Municipal Separate Storm Sewer Systems (MS-4)
What Is an MS4?
An MS4 is a conveyance or system of conveyances that is:
- Owned by a state, city, town, village, or other public entity that discharges to waters of the U.S.
- Designed or used to collect or convey stormwater (including storm drains, pipes, ditches, etc.)
- Not a combined sewer
- Not part of a Publicly Owned Treatment Works (sewage treatment plant)
- Polluted stormwater runoff is commonly transported through Municipal Separate Storm Sewer Systems (MS4s), from which it is often discharged untreated into local water-bodies. To prevent harmful pollutants from being washed or dumped into an MS4, operators must obtain a National Pollutant Discharge Elimination System, (NPDES permit), and develop a stormwater management program.
- Phase I, issued in 1990, requires medium and large cities or certain counties with populations of 100,000 or more to obtain NPDES permit coverage for their stormwater discharges.

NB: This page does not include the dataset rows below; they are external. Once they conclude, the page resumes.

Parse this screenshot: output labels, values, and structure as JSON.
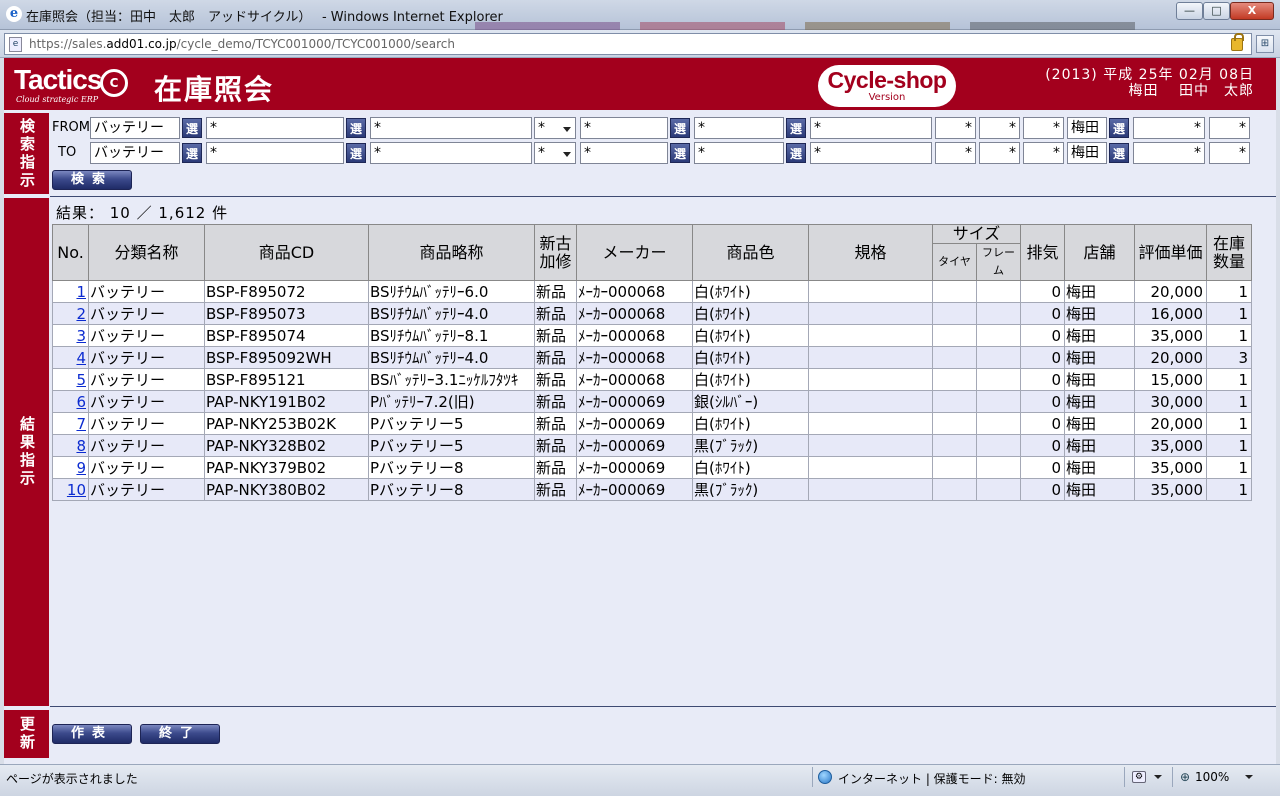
{
  "window": {
    "title": "在庫照会（担当：田中　太郎　アッドサイクル）　 - Windows Internet Explorer",
    "url_prefix": "https://sales.",
    "url_domain": "add01.co.jp",
    "url_path": "/cycle_demo/TCYC001000/TCYC001000/search",
    "minimize": "—",
    "maximize": "□",
    "close": "X"
  },
  "header": {
    "logo_text": "Tactics",
    "logo_mark": "C",
    "logo_tagline": "Cloud strategic ERP",
    "screen_title": "在庫照会",
    "badge_name": "Cycle-shop",
    "badge_sub": "Version",
    "date_line": "(2013) 平成 25年 02月 08日",
    "user_line": "梅田　 田中　太郎"
  },
  "side_labels": {
    "search": "検索指示",
    "result": "結果指示",
    "update": "更新"
  },
  "search": {
    "from_label": "FROM",
    "to_label": "TO",
    "select_label": "選",
    "from": {
      "category": "バッテリー",
      "code": "*",
      "name": "*",
      "newold": "*",
      "maker": "*",
      "color": "*",
      "spec": "*",
      "tire": "*",
      "frame": "*",
      "exhaust": "*",
      "store": "梅田",
      "price": "*",
      "qty": "*"
    },
    "to": {
      "category": "バッテリー",
      "code": "*",
      "name": "*",
      "newold": "*",
      "maker": "*",
      "color": "*",
      "spec": "*",
      "tire": "*",
      "frame": "*",
      "exhaust": "*",
      "store": "梅田",
      "price": "*",
      "qty": "*"
    },
    "search_button": "検索"
  },
  "result": {
    "count_text": "結果： 10 ／ 1,612 件",
    "headers": {
      "no": "No.",
      "category": "分類名称",
      "code": "商品CD",
      "name": "商品略称",
      "newold": "新古加修",
      "maker": "メーカー",
      "color": "商品色",
      "spec": "規格",
      "size": "サイズ",
      "tire": "タイヤ",
      "frame": "フレーム",
      "exhaust": "排気",
      "store": "店舗",
      "price": "評価単価",
      "qty": "在庫数量"
    },
    "rows": [
      {
        "no": "1",
        "category": "バッテリー",
        "code": "BSP-F895072",
        "name": "BSﾘﾁｳﾑﾊﾞｯﾃﾘｰ6.0",
        "newold": "新品",
        "maker": "ﾒｰｶｰ000068",
        "color": "白(ﾎﾜｲﾄ)",
        "spec": "",
        "tire": "",
        "frame": "",
        "exhaust": "0",
        "store": "梅田",
        "price": "20,000",
        "qty": "1"
      },
      {
        "no": "2",
        "category": "バッテリー",
        "code": "BSP-F895073",
        "name": "BSﾘﾁｳﾑﾊﾞｯﾃﾘｰ4.0",
        "newold": "新品",
        "maker": "ﾒｰｶｰ000068",
        "color": "白(ﾎﾜｲﾄ)",
        "spec": "",
        "tire": "",
        "frame": "",
        "exhaust": "0",
        "store": "梅田",
        "price": "16,000",
        "qty": "1"
      },
      {
        "no": "3",
        "category": "バッテリー",
        "code": "BSP-F895074",
        "name": "BSﾘﾁｳﾑﾊﾞｯﾃﾘｰ8.1",
        "newold": "新品",
        "maker": "ﾒｰｶｰ000068",
        "color": "白(ﾎﾜｲﾄ)",
        "spec": "",
        "tire": "",
        "frame": "",
        "exhaust": "0",
        "store": "梅田",
        "price": "35,000",
        "qty": "1"
      },
      {
        "no": "4",
        "category": "バッテリー",
        "code": "BSP-F895092WH",
        "name": "BSﾘﾁｳﾑﾊﾞｯﾃﾘｰ4.0",
        "newold": "新品",
        "maker": "ﾒｰｶｰ000068",
        "color": "白(ﾎﾜｲﾄ)",
        "spec": "",
        "tire": "",
        "frame": "",
        "exhaust": "0",
        "store": "梅田",
        "price": "20,000",
        "qty": "3"
      },
      {
        "no": "5",
        "category": "バッテリー",
        "code": "BSP-F895121",
        "name": "BSﾊﾞｯﾃﾘｰ3.1ﾆｯｹﾙﾌﾀﾂｷ",
        "newold": "新品",
        "maker": "ﾒｰｶｰ000068",
        "color": "白(ﾎﾜｲﾄ)",
        "spec": "",
        "tire": "",
        "frame": "",
        "exhaust": "0",
        "store": "梅田",
        "price": "15,000",
        "qty": "1"
      },
      {
        "no": "6",
        "category": "バッテリー",
        "code": "PAP-NKY191B02",
        "name": "Pﾊﾞｯﾃﾘｰ7.2(旧)",
        "newold": "新品",
        "maker": "ﾒｰｶｰ000069",
        "color": "銀(ｼﾙﾊﾞｰ)",
        "spec": "",
        "tire": "",
        "frame": "",
        "exhaust": "0",
        "store": "梅田",
        "price": "30,000",
        "qty": "1"
      },
      {
        "no": "7",
        "category": "バッテリー",
        "code": "PAP-NKY253B02K",
        "name": "Pバッテリー5",
        "newold": "新品",
        "maker": "ﾒｰｶｰ000069",
        "color": "白(ﾎﾜｲﾄ)",
        "spec": "",
        "tire": "",
        "frame": "",
        "exhaust": "0",
        "store": "梅田",
        "price": "20,000",
        "qty": "1"
      },
      {
        "no": "8",
        "category": "バッテリー",
        "code": "PAP-NKY328B02",
        "name": "Pバッテリー5",
        "newold": "新品",
        "maker": "ﾒｰｶｰ000069",
        "color": "黒(ﾌﾞﾗｯｸ)",
        "spec": "",
        "tire": "",
        "frame": "",
        "exhaust": "0",
        "store": "梅田",
        "price": "35,000",
        "qty": "1"
      },
      {
        "no": "9",
        "category": "バッテリー",
        "code": "PAP-NKY379B02",
        "name": "Pバッテリー8",
        "newold": "新品",
        "maker": "ﾒｰｶｰ000069",
        "color": "白(ﾎﾜｲﾄ)",
        "spec": "",
        "tire": "",
        "frame": "",
        "exhaust": "0",
        "store": "梅田",
        "price": "35,000",
        "qty": "1"
      },
      {
        "no": "10",
        "category": "バッテリー",
        "code": "PAP-NKY380B02",
        "name": "Pバッテリー8",
        "newold": "新品",
        "maker": "ﾒｰｶｰ000069",
        "color": "黒(ﾌﾞﾗｯｸ)",
        "spec": "",
        "tire": "",
        "frame": "",
        "exhaust": "0",
        "store": "梅田",
        "price": "35,000",
        "qty": "1"
      }
    ]
  },
  "footer": {
    "make_button": "作表",
    "end_button": "終了"
  },
  "status": {
    "message": "ページが表示されました",
    "zone": "インターネット | 保護モード: 無効",
    "zoom": "100%"
  },
  "colors": {
    "brand": "#a3001d",
    "button": "#2b3a78",
    "content_bg": "#e8ebf7",
    "row_alt": "#e7e9f8"
  }
}
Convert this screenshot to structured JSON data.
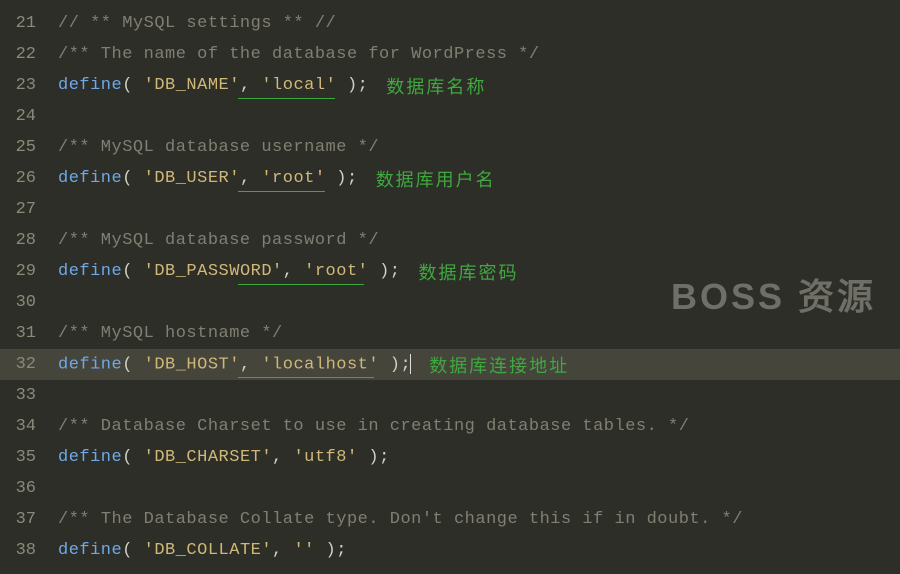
{
  "watermark": "BOSS 资源",
  "annotations": {
    "db_name": "数据库名称",
    "db_user": "数据库用户名",
    "db_password": "数据库密码",
    "db_host": "数据库连接地址"
  },
  "lines": [
    {
      "n": 21,
      "type": "comment",
      "text": "// ** MySQL settings ** //"
    },
    {
      "n": 22,
      "type": "comment",
      "text": "/** The name of the database for WordPress */"
    },
    {
      "n": 23,
      "type": "define",
      "key": "'DB_NAME'",
      "val": "'local'",
      "annot_key": "db_name",
      "underline": true
    },
    {
      "n": 24,
      "type": "blank"
    },
    {
      "n": 25,
      "type": "comment",
      "text": "/** MySQL database username */"
    },
    {
      "n": 26,
      "type": "define",
      "key": "'DB_USER'",
      "val": "'root'",
      "annot_key": "db_user",
      "underline": true
    },
    {
      "n": 27,
      "type": "blank"
    },
    {
      "n": 28,
      "type": "comment",
      "text": "/** MySQL database password */"
    },
    {
      "n": 29,
      "type": "define",
      "key": "'DB_PASSWORD'",
      "val": "'root'",
      "annot_key": "db_password",
      "underline": true
    },
    {
      "n": 30,
      "type": "blank"
    },
    {
      "n": 31,
      "type": "comment",
      "text": "/** MySQL hostname */"
    },
    {
      "n": 32,
      "type": "define",
      "key": "'DB_HOST'",
      "val": "'localhost'",
      "annot_key": "db_host",
      "underline": true,
      "current": true,
      "cursor": true
    },
    {
      "n": 33,
      "type": "blank"
    },
    {
      "n": 34,
      "type": "comment",
      "text": "/** Database Charset to use in creating database tables. */"
    },
    {
      "n": 35,
      "type": "define",
      "key": "'DB_CHARSET'",
      "val": "'utf8'"
    },
    {
      "n": 36,
      "type": "blank"
    },
    {
      "n": 37,
      "type": "comment",
      "text": "/** The Database Collate type. Don't change this if in doubt. */"
    },
    {
      "n": 38,
      "type": "define",
      "key": "'DB_COLLATE'",
      "val": "''"
    }
  ],
  "tokens": {
    "define": "define",
    "open": "( ",
    "sep": ", ",
    "close": " );"
  }
}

- Phase II, issued in 1999, requires regulated small MS4s in urbanized areas, as well as small MS4s outside the urbanized areas that are designated by the permitting authority, to obtain NPDES permit coverage for their stormwater discharges.
- Generally, Phase I MS4s are covered by individual permits and Phase II MS4s are covered by a general permit. Each regulated MS4 is required to develop and implement a stormwater management program (SWMP) to reduce the contamination of stormwater runoff and prohibit illicit discharges.
- These regulations were developed to ensure compliance with the federal Clean Water Act and work to increase the number of water bodies that can safely be used for swimming and fishing.